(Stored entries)
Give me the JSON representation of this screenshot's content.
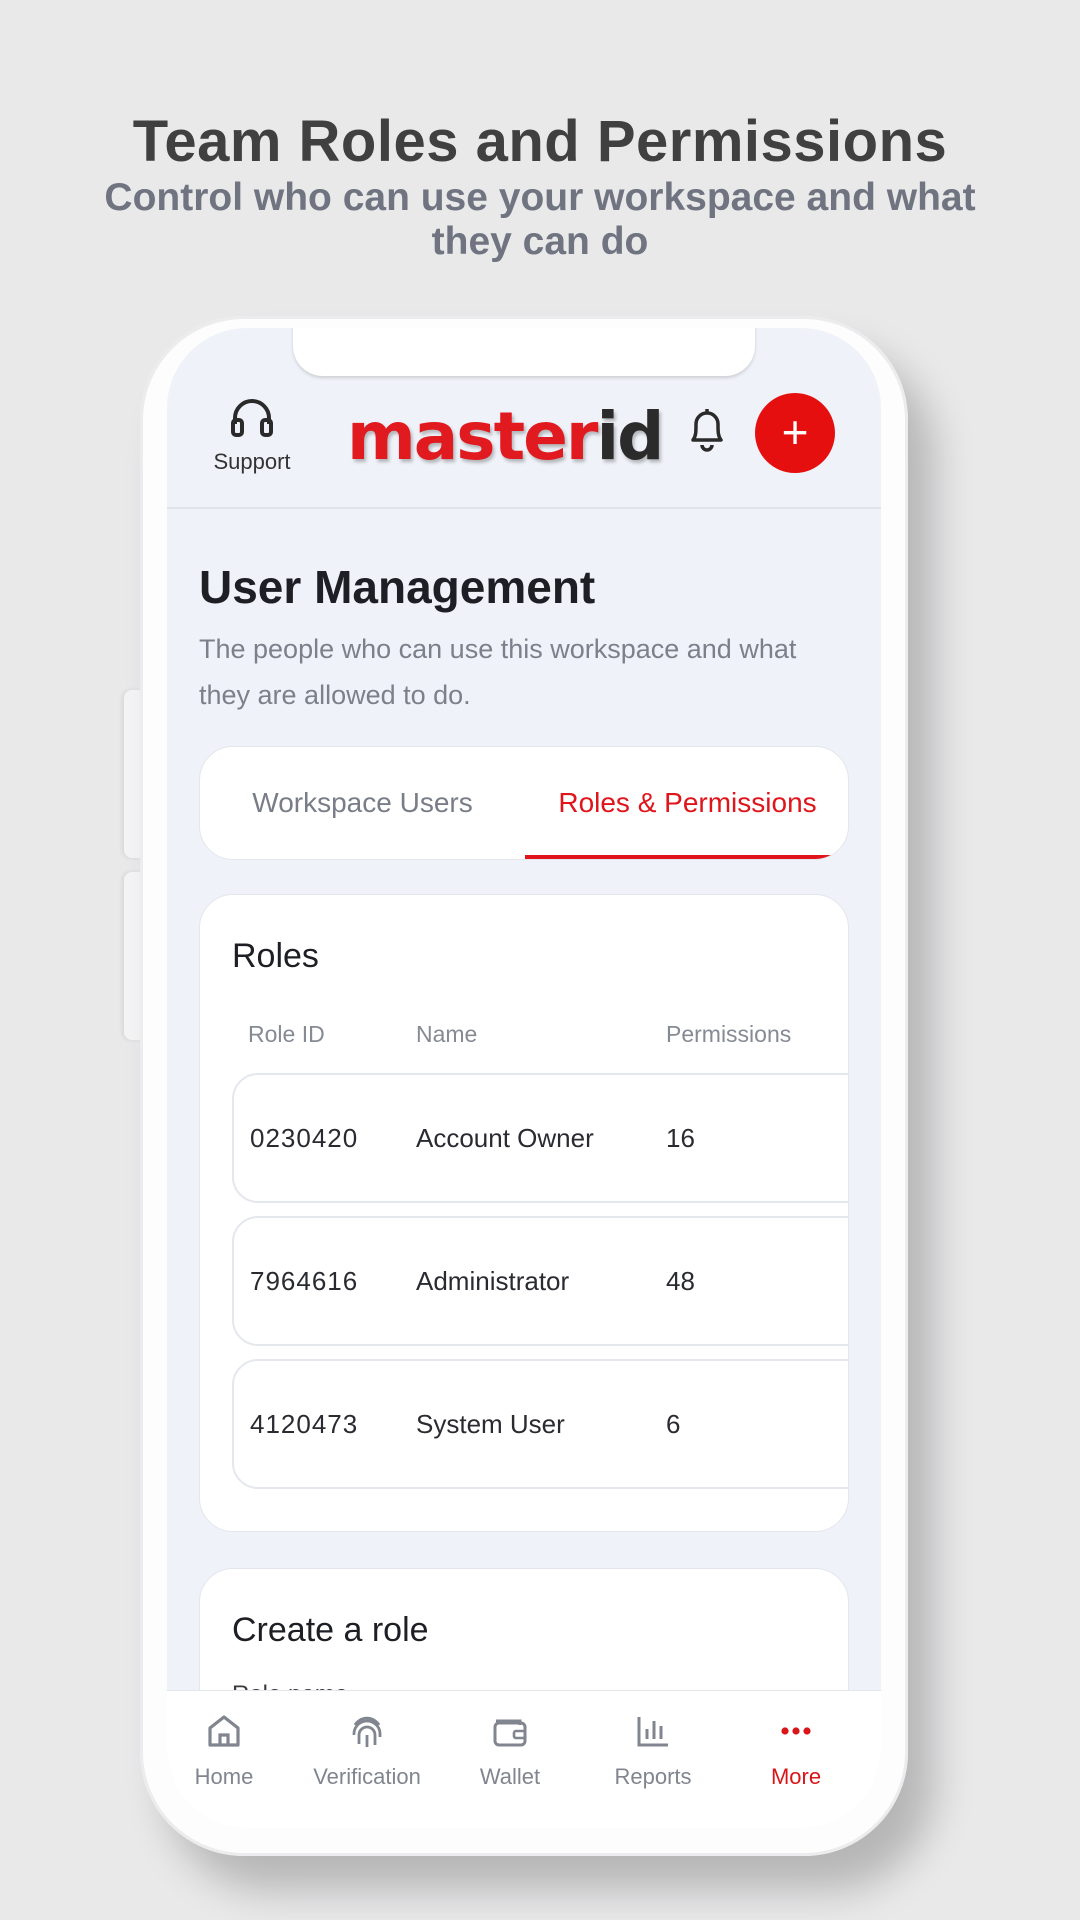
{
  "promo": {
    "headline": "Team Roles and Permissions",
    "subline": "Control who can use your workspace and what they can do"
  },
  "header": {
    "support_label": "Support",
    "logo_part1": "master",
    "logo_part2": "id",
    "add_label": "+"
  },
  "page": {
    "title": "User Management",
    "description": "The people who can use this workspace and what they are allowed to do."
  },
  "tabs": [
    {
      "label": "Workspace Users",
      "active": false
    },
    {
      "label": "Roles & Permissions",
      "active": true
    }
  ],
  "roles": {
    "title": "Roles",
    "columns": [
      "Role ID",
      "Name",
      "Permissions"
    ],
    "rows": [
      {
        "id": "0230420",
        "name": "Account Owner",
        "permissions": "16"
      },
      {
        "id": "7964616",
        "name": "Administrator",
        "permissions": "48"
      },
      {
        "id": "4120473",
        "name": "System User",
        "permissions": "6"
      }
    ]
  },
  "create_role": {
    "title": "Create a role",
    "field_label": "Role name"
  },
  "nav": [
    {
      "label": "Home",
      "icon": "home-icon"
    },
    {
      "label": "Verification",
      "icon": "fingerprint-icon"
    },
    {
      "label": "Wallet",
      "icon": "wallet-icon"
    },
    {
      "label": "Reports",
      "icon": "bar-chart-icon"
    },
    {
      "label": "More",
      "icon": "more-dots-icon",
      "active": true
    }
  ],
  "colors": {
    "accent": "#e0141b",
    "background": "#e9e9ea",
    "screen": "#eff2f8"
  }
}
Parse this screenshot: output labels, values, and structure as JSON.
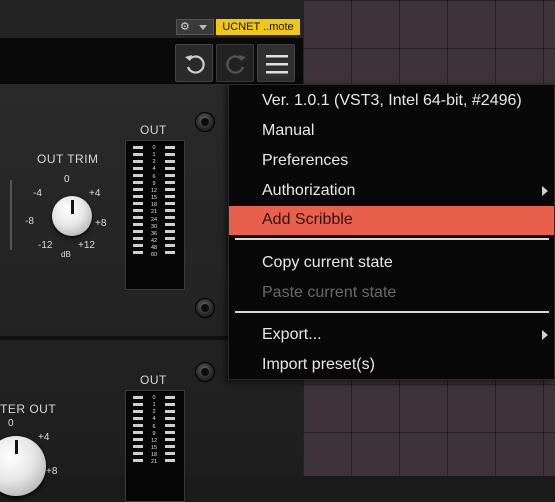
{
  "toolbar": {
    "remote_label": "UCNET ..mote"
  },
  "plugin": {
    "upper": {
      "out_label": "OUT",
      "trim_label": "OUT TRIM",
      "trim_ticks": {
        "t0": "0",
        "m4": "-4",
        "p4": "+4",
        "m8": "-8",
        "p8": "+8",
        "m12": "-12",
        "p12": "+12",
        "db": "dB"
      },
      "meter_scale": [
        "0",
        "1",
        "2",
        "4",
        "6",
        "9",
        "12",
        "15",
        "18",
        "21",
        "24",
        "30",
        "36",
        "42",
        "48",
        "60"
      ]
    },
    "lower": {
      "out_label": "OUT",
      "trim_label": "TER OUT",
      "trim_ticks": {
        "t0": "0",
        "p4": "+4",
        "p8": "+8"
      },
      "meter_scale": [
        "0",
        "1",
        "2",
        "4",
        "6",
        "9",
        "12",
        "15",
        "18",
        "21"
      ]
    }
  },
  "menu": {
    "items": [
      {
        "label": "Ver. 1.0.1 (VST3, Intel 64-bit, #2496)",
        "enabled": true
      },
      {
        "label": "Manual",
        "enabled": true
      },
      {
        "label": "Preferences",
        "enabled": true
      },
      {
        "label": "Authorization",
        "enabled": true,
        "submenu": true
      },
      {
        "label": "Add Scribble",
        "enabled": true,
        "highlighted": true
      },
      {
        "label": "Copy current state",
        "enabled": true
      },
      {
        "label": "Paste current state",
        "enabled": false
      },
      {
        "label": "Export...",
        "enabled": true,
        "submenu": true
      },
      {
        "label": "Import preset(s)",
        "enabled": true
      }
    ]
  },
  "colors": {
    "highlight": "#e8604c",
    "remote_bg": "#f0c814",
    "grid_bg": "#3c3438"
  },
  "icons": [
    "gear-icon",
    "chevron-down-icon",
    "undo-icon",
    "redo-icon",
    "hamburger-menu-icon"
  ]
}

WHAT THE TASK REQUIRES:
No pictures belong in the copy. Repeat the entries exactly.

RESPONSE FOR THIS EXERCISE:
Give me the JSON representation of this screenshot's content.
{
  "promo": {
    "headline": "Team Roles and Permissions",
    "subline": "Control who can use your workspace and what they can do"
  },
  "header": {
    "support_label": "Support",
    "logo_part1": "master",
    "logo_part2": "id",
    "add_label": "+"
  },
  "page": {
    "title": "User Management",
    "description": "The people who can use this workspace and what they are allowed to do."
  },
  "tabs": [
    {
      "label": "Workspace Users",
      "active": false
    },
    {
      "label": "Roles & Permissions",
      "active": true
    }
  ],
  "roles": {
    "title": "Roles",
    "columns": [
      "Role ID",
      "Name",
      "Permissions"
    ],
    "rows": [
      {
        "id": "0230420",
        "name": "Account Owner",
        "permissions": "16"
      },
      {
        "id": "7964616",
        "name": "Administrator",
        "permissions": "48"
      },
      {
        "id": "4120473",
        "name": "System User",
        "permissions": "6"
      }
    ]
  },
  "create_role": {
    "title": "Create a role",
    "field_label": "Role name"
  },
  "nav": [
    {
      "label": "Home",
      "icon": "home-icon"
    },
    {
      "label": "Verification",
      "icon": "fingerprint-icon"
    },
    {
      "label": "Wallet",
      "icon": "wallet-icon"
    },
    {
      "label": "Reports",
      "icon": "bar-chart-icon"
    },
    {
      "label": "More",
      "icon": "more-dots-icon",
      "active": true
    }
  ],
  "colors": {
    "accent": "#e0141b",
    "background": "#e9e9ea",
    "screen": "#eff2f8"
  }
}
Parse this screenshot: output labels, values, and structure as JSON.
{
  "toolbar": {
    "remote_label": "UCNET ..mote"
  },
  "plugin": {
    "upper": {
      "out_label": "OUT",
      "trim_label": "OUT TRIM",
      "trim_ticks": {
        "t0": "0",
        "m4": "-4",
        "p4": "+4",
        "m8": "-8",
        "p8": "+8",
        "m12": "-12",
        "p12": "+12",
        "db": "dB"
      },
      "meter_scale": [
        "0",
        "1",
        "2",
        "4",
        "6",
        "9",
        "12",
        "15",
        "18",
        "21",
        "24",
        "30",
        "36",
        "42",
        "48",
        "60"
      ]
    },
    "lower": {
      "out_label": "OUT",
      "trim_label": "TER OUT",
      "trim_ticks": {
        "t0": "0",
        "p4": "+4",
        "p8": "+8"
      },
      "meter_scale": [
        "0",
        "1",
        "2",
        "4",
        "6",
        "9",
        "12",
        "15",
        "18",
        "21"
      ]
    }
  },
  "menu": {
    "items": [
      {
        "label": "Ver. 1.0.1 (VST3, Intel 64-bit, #2496)",
        "enabled": true
      },
      {
        "label": "Manual",
        "enabled": true
      },
      {
        "label": "Preferences",
        "enabled": true
      },
      {
        "label": "Authorization",
        "enabled": true,
        "submenu": true
      },
      {
        "label": "Add Scribble",
        "enabled": true,
        "highlighted": true
      },
      {
        "label": "Copy current state",
        "enabled": true
      },
      {
        "label": "Paste current state",
        "enabled": false
      },
      {
        "label": "Export...",
        "enabled": true,
        "submenu": true
      },
      {
        "label": "Import preset(s)",
        "enabled": true
      }
    ]
  },
  "colors": {
    "highlight": "#e8604c",
    "remote_bg": "#f0c814",
    "grid_bg": "#3c3438"
  },
  "icons": [
    "gear-icon",
    "chevron-down-icon",
    "undo-icon",
    "redo-icon",
    "hamburger-menu-icon"
  ]
}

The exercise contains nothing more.